Though there is a certain poignancy in the photographer-son of a man who served in the Wehrmacht during World War II receiving the commission to photograph the British queen and her consort, both of whom served in their country's armed forces in the same conflict - family portraits are nothing new for Struth. To a considerable extent, his fame can be attributed to the portraits he shot in the 1980s of all sorts of individuals and groups of people. But he is also renowned for his photos of streets, forests and jungles, as well as for the series of pictures he took of visitors to important world museums, in an attempt to convey the feeling we have when we see a work of art.

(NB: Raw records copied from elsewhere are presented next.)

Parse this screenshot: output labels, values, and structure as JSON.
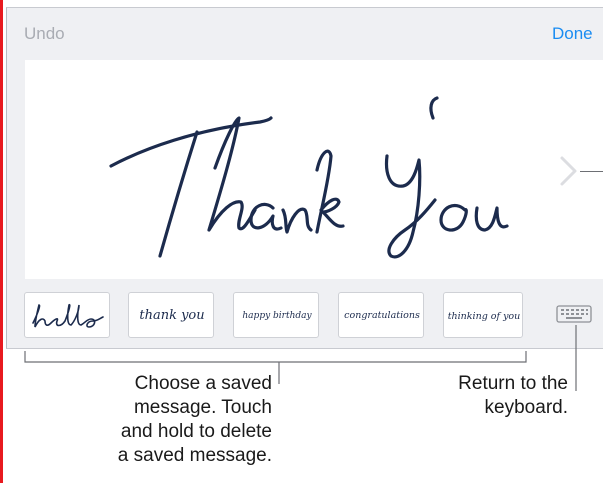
{
  "toolbar": {
    "undo_label": "Undo",
    "done_label": "Done"
  },
  "canvas": {
    "handwriting": "Thank You",
    "ink_color": "#1c2b4d",
    "next_icon": "chevron-right-icon"
  },
  "saved_messages": [
    {
      "label": "hello"
    },
    {
      "label": "thank you"
    },
    {
      "label": "happy birthday"
    },
    {
      "label": "congratulations"
    },
    {
      "label": "thinking of you"
    }
  ],
  "keyboard_button": {
    "icon": "keyboard-icon"
  },
  "callouts": {
    "saved_message_text": "Choose a saved\nmessage. Touch\nand hold to delete\na saved message.",
    "keyboard_text": "Return to the\nkeyboard."
  },
  "colors": {
    "accent": "#1a8cf2",
    "disabled": "#a9acb3",
    "panel_bg": "#eff0f3",
    "callout_line": "#6d6f74",
    "margin_marker": "#e8191f"
  }
}
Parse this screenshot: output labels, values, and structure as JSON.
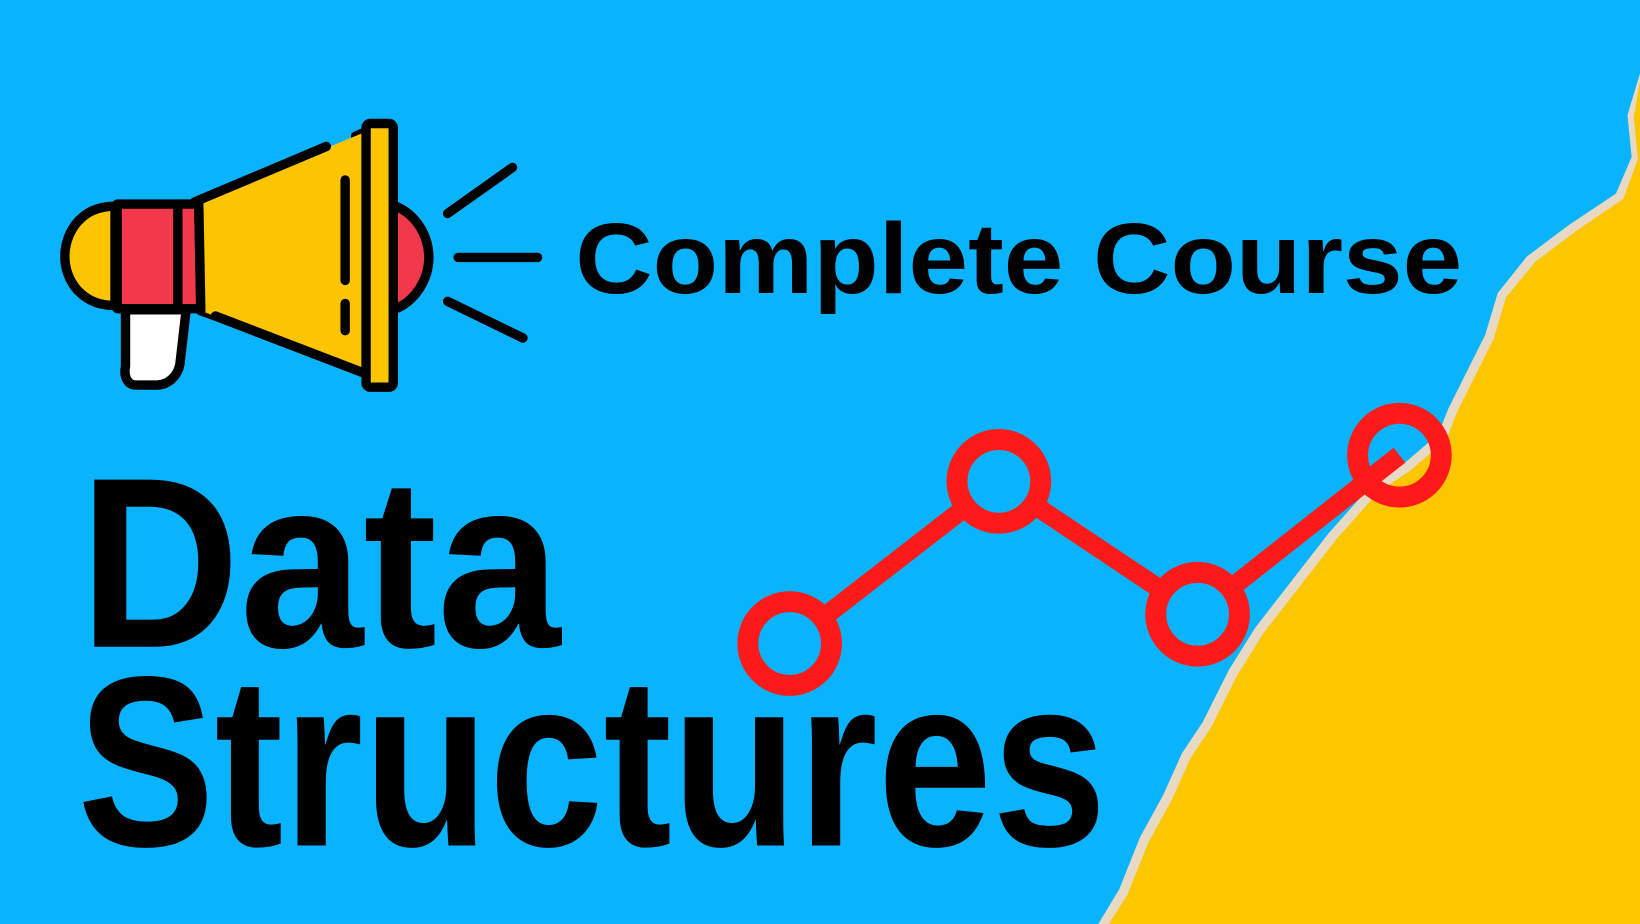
{
  "subtitle": "Complete Course",
  "title_line1": "Data",
  "title_line2": "Structures",
  "icons": [
    "megaphone-icon",
    "line-chart-icon"
  ],
  "colors": {
    "background": "#09b3fe",
    "paper": "#fdc700",
    "torn_edge": "#e8d9c4",
    "chart": "#ff1a1a",
    "megaphone_body": "#fdc400",
    "megaphone_band": "#f2384b",
    "text": "#000000"
  }
}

One of his current projects focuses on technology, and he utilized his visit to Israel for this purpose when he photographed one of the laser laboratories at the Weizmann Institute of Science in Rehovot. Other subjects that he chose during his visit include the Mediterranean Sea, the separation barrier and a family of veteran immigrants from Yemen (according to Struth, the mother had her first child when she was 12 or 13 ).
This was Struth's first visit here. As a German, he says he knew he would one day want to visit Israel, but until now the time did not seem right. Like many of his generation, he bears the stigma of being the child of someone who served in the German army during the Holocaust.
His father was an ordinary soldier who was seriously wounded twice in the course of his military service. Even as a child, Thomas was troubled by his parents' past: He was disappointed that, although they were not members of the Nazi Party, they didn't actively fight it.
His brother once worked as a volunteer on a kibbutz, but as for himself, Struth comments acerbically, he was not drawn to come here and did not find the Israeli-Palestinian conflict especially "inviting." He once asked himself, he says, what would happen if the media stopped reporting on the conflict, which attracts so much attention.
Only now, at age 57, did Struth feel the time had come for him to see the Holy Land. He traveled here at the invitation of French-Jewish photographer Frederic Brenner, who recruited him to his project, involving an elite team of photographers chosen to document the country.
With the means and funds that the project placed at his disposal, Struth was able to travel the length and breadth of Israel and the West Bank in search for appropriate sites to photograph. The list he chose included the Golan Heights, where this image was captured, the Negev, Tel Aviv, Hebron, Masada and Ramallah.
When Brenner explained to him that he wanted a "different picture" of Israel, Struth was not sure what he meant. Would the eyes of strangers, he wondered, see something in Israel beyond the conflict and Zionism?
Struth still does not know what Brenner meant by a "different picture."
Nonetheless, he managed to find his place easily in the project. Generally speaking, he observes, whenever you work in a group framework, irrespective of the way it functions, a leader will always emerge. Although Brenner took that role initially, he began also to photograph just like all the members of the team that he himself recruited. Struth was not flustered by the prospect of working with other seasoned photographers. As a teenager, he was a member of several rock groups and, after that experience, he says, he has no trouble being a team member - as long as he has to act like one only once every 20 years, he quips.
Asked to sum up his visit to Israel, he responds with an emotional monologue. He asks himself why Palestinians and Israelis are still stuck in their conflict, and advises both sides to get out of the corner they have painted themselves into. In his view, both sides are refusing to consider solutions that are really much easier than they think.